Murray and Ian Sampson , who are in their 70s, have made two resource consent applications to the Waikato Regional Council to dam and discharge water.
Submissions on the applications are open until next Tuesday.
The Coal Action Network has urged people to oppose them, saying open cast mining in the North Island's largest coalfield is a terrible idea.
But Dr Murray Sampson, who manages Mokau South Resources, said that was not the case.
"We started in 1985 and we have been frustrated by all sorts of things and having to take the government to court a couple of times.
"You get an emotional commitment and have got to be careful that that emotional commitment doesn't force you to do things which are financially unrealistic. But in this case some of the coal there is mine-able at current prices, so it's a good asset."
Plunging prices have laid low state-owned coal miner Solid Energy and this week the small West Coast mine Roa shut up shop, laying off 20 workers.
However, taking a longer-term view, Murray Sampson cited a recent Exxon market forecast that coal, though slipping, would still be the world's third-largest source of energy in 2040.
Mr Sampson, 73, and his 75-year-old brother and business partner Ian, had people ready to step in if they could not see the project through.
"One of the most important things you have to do in a situation like this is have people around you who could do the job if we dropped down dead," Dr Sampson said.
"And so we have consultants and lawyers and engineers and this thing can continue as an entity with or without us."
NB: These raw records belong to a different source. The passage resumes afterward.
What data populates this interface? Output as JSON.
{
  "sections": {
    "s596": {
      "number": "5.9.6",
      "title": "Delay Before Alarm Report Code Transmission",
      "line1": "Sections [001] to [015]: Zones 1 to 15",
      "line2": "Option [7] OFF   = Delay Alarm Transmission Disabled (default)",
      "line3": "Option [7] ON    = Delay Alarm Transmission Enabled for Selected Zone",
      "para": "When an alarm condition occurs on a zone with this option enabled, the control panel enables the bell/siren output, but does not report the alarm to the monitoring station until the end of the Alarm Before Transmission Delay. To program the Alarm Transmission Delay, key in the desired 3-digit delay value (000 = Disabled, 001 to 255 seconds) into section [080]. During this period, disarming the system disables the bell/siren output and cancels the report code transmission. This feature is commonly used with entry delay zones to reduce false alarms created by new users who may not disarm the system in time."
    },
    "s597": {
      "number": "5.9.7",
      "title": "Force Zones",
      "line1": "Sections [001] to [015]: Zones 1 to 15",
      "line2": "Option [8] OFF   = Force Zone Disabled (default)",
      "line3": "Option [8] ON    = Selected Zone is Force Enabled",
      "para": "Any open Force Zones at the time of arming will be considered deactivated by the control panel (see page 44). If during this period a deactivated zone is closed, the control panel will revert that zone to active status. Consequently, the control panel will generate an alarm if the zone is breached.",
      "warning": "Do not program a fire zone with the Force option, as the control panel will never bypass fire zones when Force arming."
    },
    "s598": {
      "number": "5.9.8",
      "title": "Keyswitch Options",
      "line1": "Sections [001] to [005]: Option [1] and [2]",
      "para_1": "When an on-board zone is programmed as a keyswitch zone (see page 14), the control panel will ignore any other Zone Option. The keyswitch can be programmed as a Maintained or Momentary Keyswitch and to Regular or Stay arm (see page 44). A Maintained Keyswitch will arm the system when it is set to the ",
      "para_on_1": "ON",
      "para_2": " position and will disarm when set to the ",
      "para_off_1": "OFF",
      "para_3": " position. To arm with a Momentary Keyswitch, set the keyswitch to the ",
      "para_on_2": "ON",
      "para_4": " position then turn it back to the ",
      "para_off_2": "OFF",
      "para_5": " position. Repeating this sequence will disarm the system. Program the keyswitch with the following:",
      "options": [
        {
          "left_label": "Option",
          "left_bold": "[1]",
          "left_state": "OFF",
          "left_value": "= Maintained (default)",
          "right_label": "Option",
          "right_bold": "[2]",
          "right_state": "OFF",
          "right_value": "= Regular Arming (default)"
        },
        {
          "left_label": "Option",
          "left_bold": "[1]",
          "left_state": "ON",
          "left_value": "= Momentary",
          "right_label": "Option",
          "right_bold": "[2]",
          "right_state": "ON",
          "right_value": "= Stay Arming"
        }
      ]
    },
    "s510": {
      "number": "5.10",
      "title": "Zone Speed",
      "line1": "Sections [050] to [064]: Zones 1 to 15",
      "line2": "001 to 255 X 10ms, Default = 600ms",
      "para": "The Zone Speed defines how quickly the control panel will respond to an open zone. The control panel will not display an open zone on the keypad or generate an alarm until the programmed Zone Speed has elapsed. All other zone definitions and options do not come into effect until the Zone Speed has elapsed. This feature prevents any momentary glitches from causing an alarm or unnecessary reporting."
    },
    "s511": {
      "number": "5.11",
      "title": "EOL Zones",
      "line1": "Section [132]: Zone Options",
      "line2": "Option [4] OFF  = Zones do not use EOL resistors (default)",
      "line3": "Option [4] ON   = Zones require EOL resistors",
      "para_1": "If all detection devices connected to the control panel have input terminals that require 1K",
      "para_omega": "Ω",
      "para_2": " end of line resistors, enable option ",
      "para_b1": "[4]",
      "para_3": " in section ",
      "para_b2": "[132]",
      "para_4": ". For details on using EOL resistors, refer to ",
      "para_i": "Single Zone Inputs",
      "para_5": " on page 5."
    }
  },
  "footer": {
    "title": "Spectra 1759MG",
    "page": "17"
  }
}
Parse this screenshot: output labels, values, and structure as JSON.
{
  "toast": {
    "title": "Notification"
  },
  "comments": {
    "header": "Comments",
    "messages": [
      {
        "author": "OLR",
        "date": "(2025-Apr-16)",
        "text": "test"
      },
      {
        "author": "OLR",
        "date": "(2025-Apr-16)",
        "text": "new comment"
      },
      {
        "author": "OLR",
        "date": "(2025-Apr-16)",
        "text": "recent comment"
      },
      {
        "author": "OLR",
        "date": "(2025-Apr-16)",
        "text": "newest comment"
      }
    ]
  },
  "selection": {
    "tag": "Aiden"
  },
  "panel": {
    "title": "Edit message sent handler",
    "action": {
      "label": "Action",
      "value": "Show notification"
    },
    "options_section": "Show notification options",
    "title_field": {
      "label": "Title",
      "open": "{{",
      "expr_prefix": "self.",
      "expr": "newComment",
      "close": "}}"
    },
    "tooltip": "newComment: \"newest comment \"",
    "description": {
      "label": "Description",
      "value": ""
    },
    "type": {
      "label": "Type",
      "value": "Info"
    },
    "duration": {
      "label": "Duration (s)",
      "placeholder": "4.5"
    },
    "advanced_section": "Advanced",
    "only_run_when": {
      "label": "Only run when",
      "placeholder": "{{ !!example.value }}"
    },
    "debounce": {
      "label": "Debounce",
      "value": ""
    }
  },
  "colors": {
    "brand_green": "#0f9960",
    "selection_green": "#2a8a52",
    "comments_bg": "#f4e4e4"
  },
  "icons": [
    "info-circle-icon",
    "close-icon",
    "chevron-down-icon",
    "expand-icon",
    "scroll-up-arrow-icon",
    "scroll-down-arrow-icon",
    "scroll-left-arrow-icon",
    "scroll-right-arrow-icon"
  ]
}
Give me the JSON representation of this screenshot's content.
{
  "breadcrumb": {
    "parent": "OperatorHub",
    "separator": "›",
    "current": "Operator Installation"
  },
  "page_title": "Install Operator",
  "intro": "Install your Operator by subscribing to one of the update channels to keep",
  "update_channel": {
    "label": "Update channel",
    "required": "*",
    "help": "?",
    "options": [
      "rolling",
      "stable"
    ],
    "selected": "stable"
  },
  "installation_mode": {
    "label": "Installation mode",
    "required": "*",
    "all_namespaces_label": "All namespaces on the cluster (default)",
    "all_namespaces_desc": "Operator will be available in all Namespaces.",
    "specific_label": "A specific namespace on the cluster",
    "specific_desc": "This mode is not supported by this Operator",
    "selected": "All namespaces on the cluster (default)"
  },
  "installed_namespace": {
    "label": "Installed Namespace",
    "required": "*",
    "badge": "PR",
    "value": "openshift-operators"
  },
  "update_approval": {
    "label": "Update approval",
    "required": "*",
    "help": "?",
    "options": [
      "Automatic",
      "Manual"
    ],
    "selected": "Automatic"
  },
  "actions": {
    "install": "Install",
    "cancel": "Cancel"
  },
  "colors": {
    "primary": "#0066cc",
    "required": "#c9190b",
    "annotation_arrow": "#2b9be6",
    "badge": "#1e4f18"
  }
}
It helped they already had a mining licence for the site, on the Panirau Plateau, 20 kilometres east of Mokau township, he said.
Murray Sampson believed getting consents now would improve their chances of successfully suing a would-be buyer, after a deal fell apart several years ago.
The buyer had cited trouble getting consents as their reason for pulling out.
"It's not Don Quixote because we win. It's Don Quixote if you don't win, but we win."
The brothers put in an ecological assessment to the council from a consultant they hired, which said there would be minor impact.
Coal Action Network spokesman Tim Jones disagreed.
"It's a really, really bad idea to be strip-mining in an area of regenerating native bush near to a stream with high ecological values and in the catchment of the Mokau River.
"Frankly, their ecological assessment is one of the worst pieces of work I have ever seen in a resource consent application. I should add that Waikato Regional Council has already sent the applicant away to do more work ... it does suggest that some council officers may have a level of disquiet about this application."
In the company's application, the ecological impact consultant said that time constraints had prevented it from visiting the Panirau plateau, and it had only taken water samples from downstream.